Andouille sausage from LaPlace, Louisiana
Ian McNulty
Andouille sausage from LaPlace, Louisiana

There's an old adage that New Orleans food doesn't travel well. But it will take a lot more than an adage to keep people from trying, especially during the holidays.

Christmas puts a lot of us on the road, or in the skies, and many who visit friends and family outside of the New Orleans area are expected to bring New Orleans food when we come calling. It's often the best-received gift we can bring, and sometimes it can even feel like the price of admission. Forget the figgy pudding. They want New Orleans food and we can't go until they get some.

But when we New Orleanians on the road field such requests, we have to remember that these are often the cravings of needy Crescent City transplants. Their desires come from a conspiracy of the heart and the belly, and they don't much heed logistics, aesthetics or even strict food safety standards. Demographics and recent history are at play too. A big chunk of this city's pre-Katrina population have settled-in permanently elsewhere, but New Orleans is still the culinary cradle that shaped their food cravings.

There are other ways to sate these yearnings. We live in an age when people in Alaska can get live Louisiana crawfish delivered for an arctic boil -- when turduckens are flown in to supply holiday dinners in New York apartments. Web sites and retail hotlines make our food accessible far from its font. But for someone pining for a taste of home at the holidays, maybe it makes a difference to have it all delivered direct by someone still anchored to that home.

In this way, as New Orleanians take to the highways with carefully packed ice chests of crawfish bisque, as they queue up at airport security ready to separate andouille and tasso from their carry-on bags, they can see themselves not as mere mules ferrying product, but maybe as envoys, bearing the flavors, and memories, of home.

That makes a pretty powerful Christmas gift.
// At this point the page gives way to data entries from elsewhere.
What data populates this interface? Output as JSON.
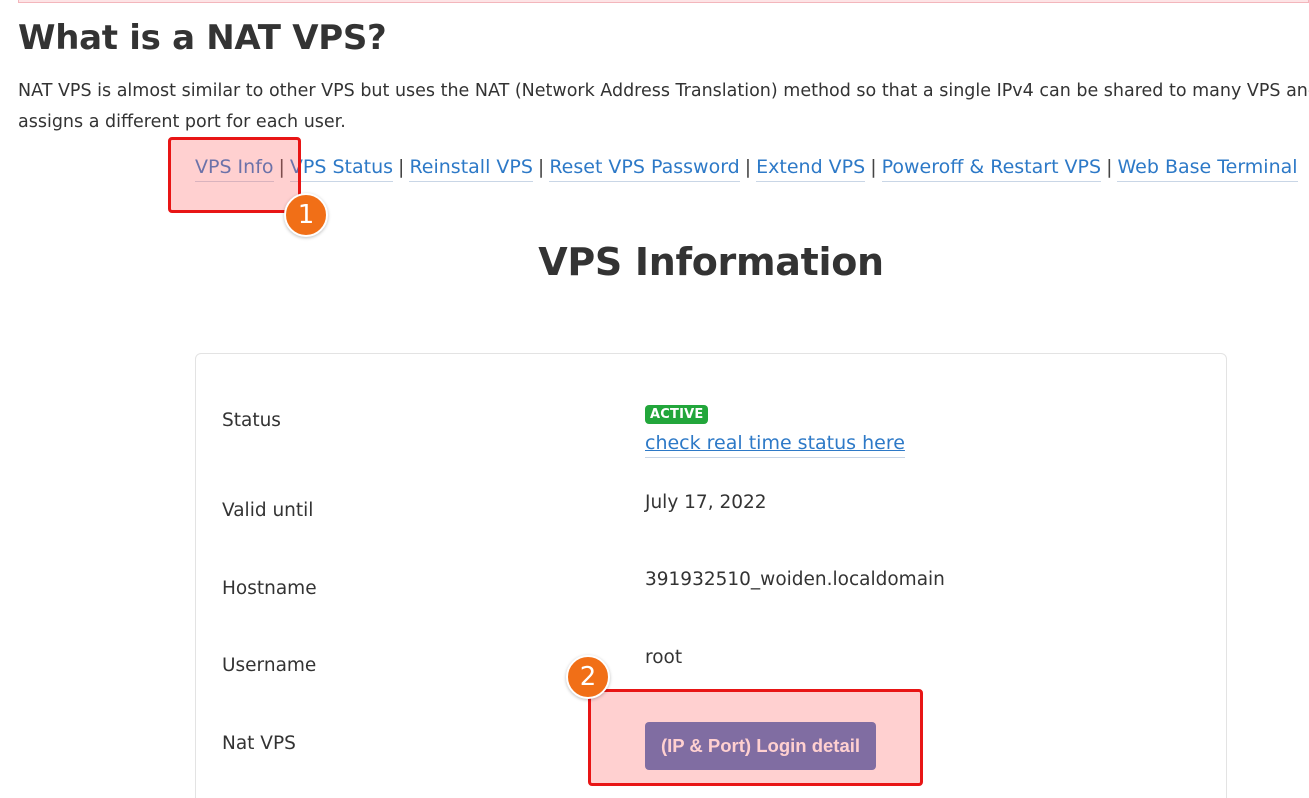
{
  "heading": "What is a NAT VPS?",
  "intro": {
    "line1": "NAT VPS is almost similar to other VPS but uses the NAT (Network Address Translation) method so that a single IPv4 can be shared to many VPS and",
    "line2": "assigns a different port for each user."
  },
  "nav": {
    "items": [
      {
        "label": "VPS Info"
      },
      {
        "label": "VPS Status"
      },
      {
        "label": "Reinstall VPS"
      },
      {
        "label": "Reset VPS Password"
      },
      {
        "label": "Extend VPS"
      },
      {
        "label": "Poweroff & Restart VPS"
      },
      {
        "label": "Web Base Terminal"
      }
    ],
    "separator": "|"
  },
  "title": "VPS Information",
  "info": {
    "status_label": "Status",
    "status_badge": "ACTIVE",
    "status_link": "check real time status here",
    "valid_label": "Valid until",
    "valid_value": "July 17, 2022",
    "hostname_label": "Hostname",
    "hostname_value": "391932510_woiden.localdomain",
    "username_label": "Username",
    "username_value": "root",
    "natvps_label": "Nat VPS",
    "login_button": "(IP & Port) Login detail"
  },
  "annotations": {
    "step1": "1",
    "step2": "2"
  },
  "colors": {
    "link": "#2d79c7",
    "badge": "#22a63b",
    "button": "#4a72bd",
    "highlight": "#e81515",
    "step_marker": "#f16f17"
  }
}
It’s worth going the extra mile to make it happen.

Ian covers food culture and dining in New Orleans through his weekly commentary series Where Y’Eat.